People in the media industry have been dreading it for a while, and now it's finally here: "Black Wednesday."
Mass layoffs began today at newspapers owned by The Gannett Co., which includes The Cincinnati Enquirer. As with past layoffs at the paper, details of which staffers were affected are leaking in spurts and fits, but here's what we know so far.
In a memo distributed to employees Thursday, Cincinnati Enquirer Publisher Margaret Buchanan wrote that the newspaper will lay off up to 100 people in the next few days. The Gannett Co., The Enquirer's parent firm, is bracing for about 1,400 layoffs in its newspaper division before July 9. Buchanan's memo is the first indication about how the cutbacks will affect Cincinnati's only remaining daily newspaper.
Cintas Corp. sets unrealistic production quotas for laundry workers that cause dangerous conditions and it led to the death of one worker in March 2007, according to a motion filed in a lawsuit against the company.
The widow of Eleazar Torres-Gomez, an employee who died when he fell into a dryer at a Cintas facility near Tulsa, Okla., made the allegation in an application filed Tuesday that seeks to amend her lawsuit.
Rich Boehne must be a glutton for punishment.
A former reporter at The Cincinnati Post and The Cincinnati Enquirer, Boehne rose through the ranks at The E.W. Scripps Co., The Post’s parent firm and joined its corporate staff in 1988 as the first investor relations manager. Since then, he’s held a number of positions in the company.
The Business Courier reported today that many downtown business performed better than expected this holiday season, saying that many didn't perform as well as last year but their revised expectations were met or exceeded.

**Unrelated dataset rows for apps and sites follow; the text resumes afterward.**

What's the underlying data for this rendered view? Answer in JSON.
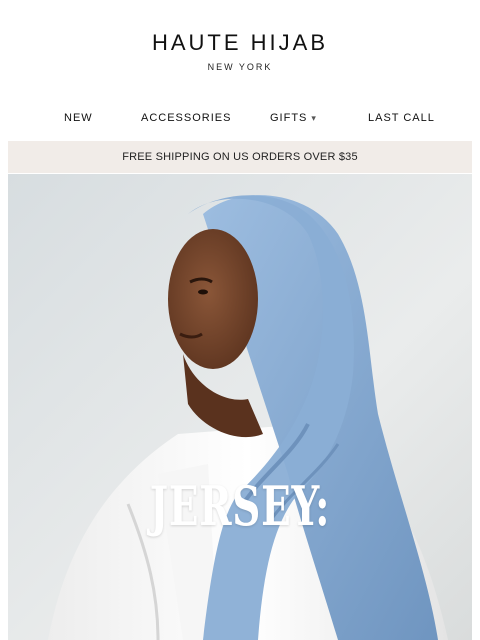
{
  "brand": {
    "name": "HAUTE HIJAB",
    "location": "NEW YORK"
  },
  "nav": {
    "items": [
      {
        "label": "NEW"
      },
      {
        "label": "ACCESSORIES"
      },
      {
        "label": "GIFTS",
        "icon": "chevron-down-icon"
      },
      {
        "label": "LAST CALL"
      }
    ]
  },
  "banner": {
    "text": "FREE SHIPPING ON US ORDERS OVER $35",
    "background": "#f1ece8"
  },
  "hero": {
    "title": "JERSEY:",
    "scarf_color": "#8fb2d6"
  }
}
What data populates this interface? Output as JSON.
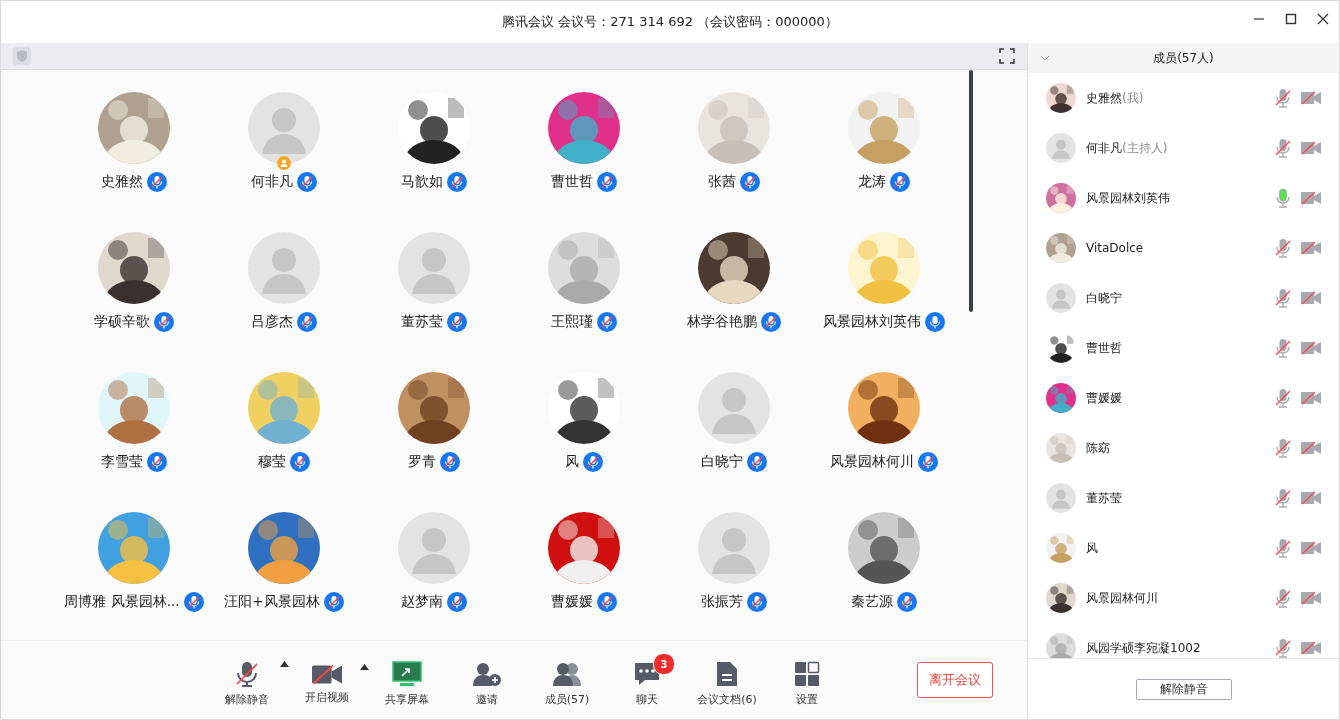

This was attributed to the public's increased support of local businesses.